Social Distancing: Activities you and Your Loved One can do
Updated: Mar 21
Governments around the world have requested that visitors avoid care facilities and avoid contact with elderly people. It is best for people to listen to the experts and do their best to avoid elderly people, however, I recognize that this is not a possibility for many caregivers, some of which even have an elderly person living in the house with them. For caregivers who can’t avoid contact with their elderly loved one, the question becomes, “how are we going to get through this?” Social distancing doesn’t mean that you and your loved one need to sit around and twiddle your thumbs all day. There are plenty of activities that you can do with your loved one while following the recommendations of government agencies. Participating in stimulating activities helps Alzheimer’s patients maintain emotional connections with loved ones, reduces anxiety, increases engagement, and may even help bring back memories. Being locked in the house all day provides an opportunity to explore different activities with your loved one.
Card Games The great thing about a deck of cards is that you can come up with activities that are as complex or as simple as needed for the person you are caring for. I have heard stories of dementia patients playing solitaire and blackjack into the late stages of the disease. If your loved one isn’t able to play games like this, you can get as basic as sorting the deck by suite, color, or number. If you look hard enough, you can find a way to adapt your favorite card games to the abilities of your loved one. If you can’t, then make one up!
Have Them Help With Chores Asking the person you are caring for to help you out around the house can actually be mutually beneficial. You will get the obvious reward of the chores being done, and they will be rewarded with the feeling of a job-well-done. Even the most mindless chores for someone without dementia can be stimulating for someone with dementia. For example, after you wash dishes, you could ask your loved one to help you dry them and put them away. Sorting silverware and finding the correct cabinets for the different dishes will stimulate the brain of a person living with dementia. Folding towels and sweeping are other household tasks that you can “delegate” to your loved one with dementia.
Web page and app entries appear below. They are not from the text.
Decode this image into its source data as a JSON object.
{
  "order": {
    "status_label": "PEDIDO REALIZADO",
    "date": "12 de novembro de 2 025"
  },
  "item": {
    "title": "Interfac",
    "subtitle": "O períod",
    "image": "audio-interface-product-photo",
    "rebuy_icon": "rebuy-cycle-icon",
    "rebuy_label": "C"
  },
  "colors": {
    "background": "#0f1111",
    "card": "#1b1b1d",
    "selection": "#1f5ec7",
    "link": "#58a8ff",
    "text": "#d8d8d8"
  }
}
Listen to Music, Look at Photos, and Put Together Puzzles These are among the most popular recommendations for activities for people living with dementia. I believe that they are popular because they work. I also feel that there is untapped potential in these activities. Rather than simply looking at a photo album or dancing to some music, have you considered looking through a photo album from your loved one’s wedding while listening to their wedding soundtrack, or putting together a puzzle of Main Street in their hometown while listening to popular music from their era? Personalized multi-sensory stimulation provides a greater probability of a partial reconnection of the brain’s synapses. Establishing one of these reconnections will result in a great deal of joy for your loved one, and you might even stir up a memory.
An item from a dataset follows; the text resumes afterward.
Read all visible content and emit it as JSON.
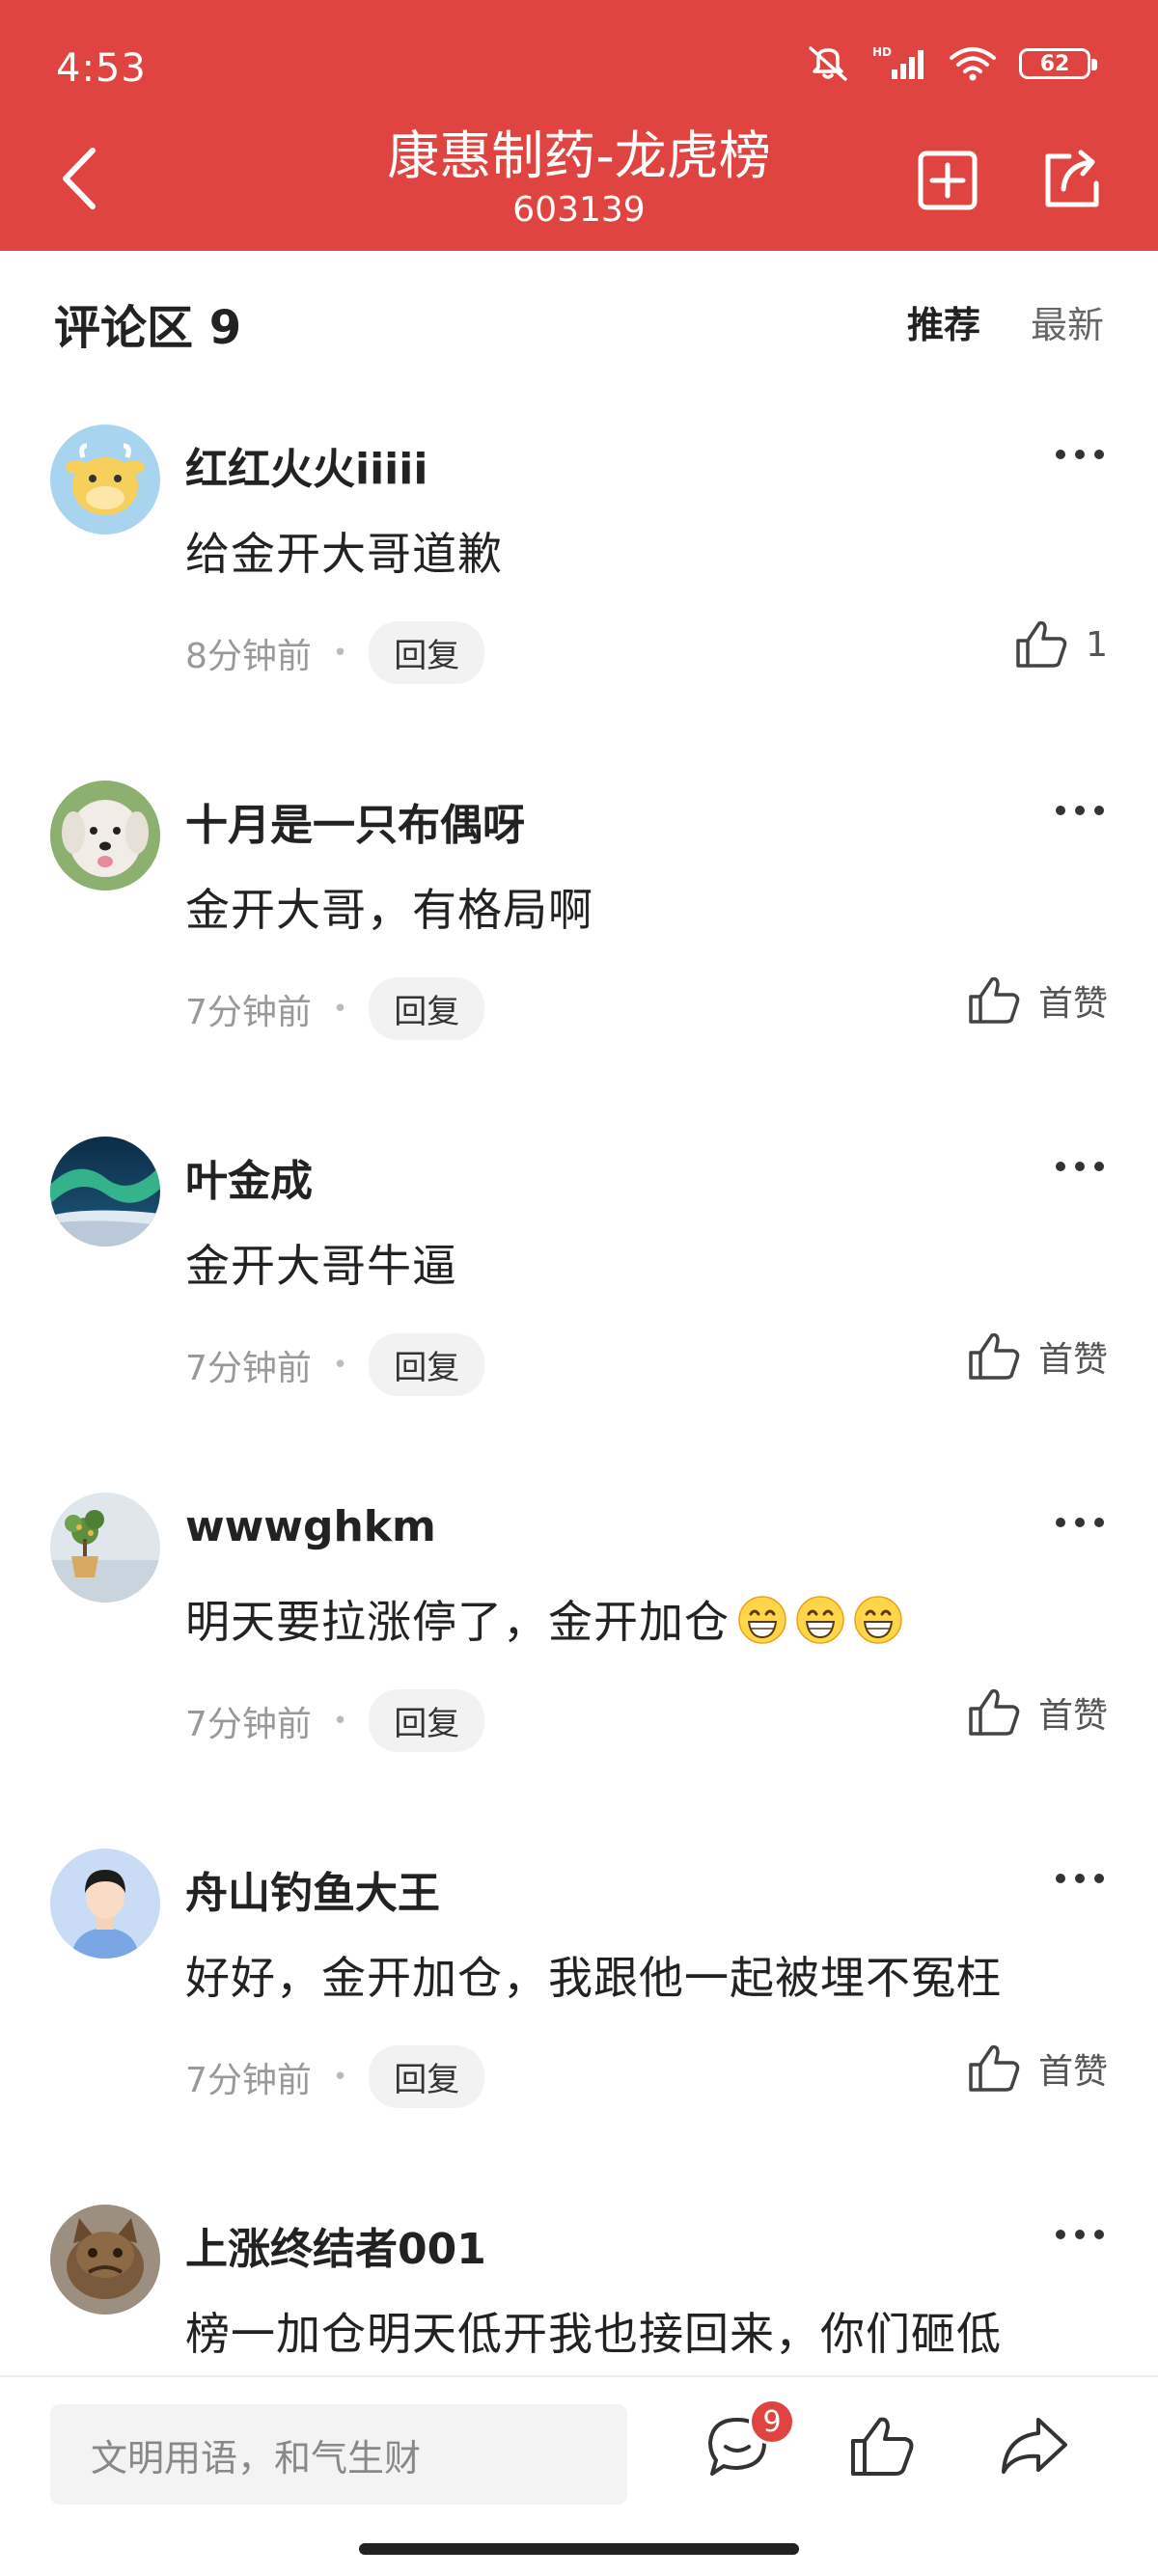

Crafts Crafts are a great hands on activity for people living with dementia. What I like most about crafts is that they provide a tangible output. When a card game is over, the cards go back in the box. After admiring the last page of a photo album, the book goes back on the shelf. When they finish their craft, they will be able to enjoy the fruits of their labor.
Before St. Patrick’s day, we made a pot of gold out of a paper plate with our residents. Instructions for this craft can be found here (we used glue sticks instead of staples and a solid piece of gold paper rather than cutting out individual chips). The residents really enjoyed this craft and there was a high level of engagement.
A friend also provided me with some information on how to make twiddlemuffs, which can be found here. Twiddlemuffs are hand warmers that have other things attached to fidget with to provide stimulation for people living with dementia. The provided link encourages readers to knit their own hand warmers, but if you can’t knit (I certainly can’t) then you can improvise by cutting up an old scarf or sweater.
Family Tree Poster Board Get a poster board and build out your family tree. You can even complete it with pictures if you have them available. This will be a meaningful keepsake that your loved one can look to for reassurance of all the people who love and care about them. You might even get lucky and bring back a memory when putting the family tree together!
The most important thing for people to focus on right now is staying safe, but that doesn’t mean that the world must completely stop for you and your loved one. There are plenty of engaging activities that you and your loved one can do together while social distancing. As terrible as the current situation may be, the reality is that this is still time we will never get back, so caregivers need to get creative in how they make this time meaningful.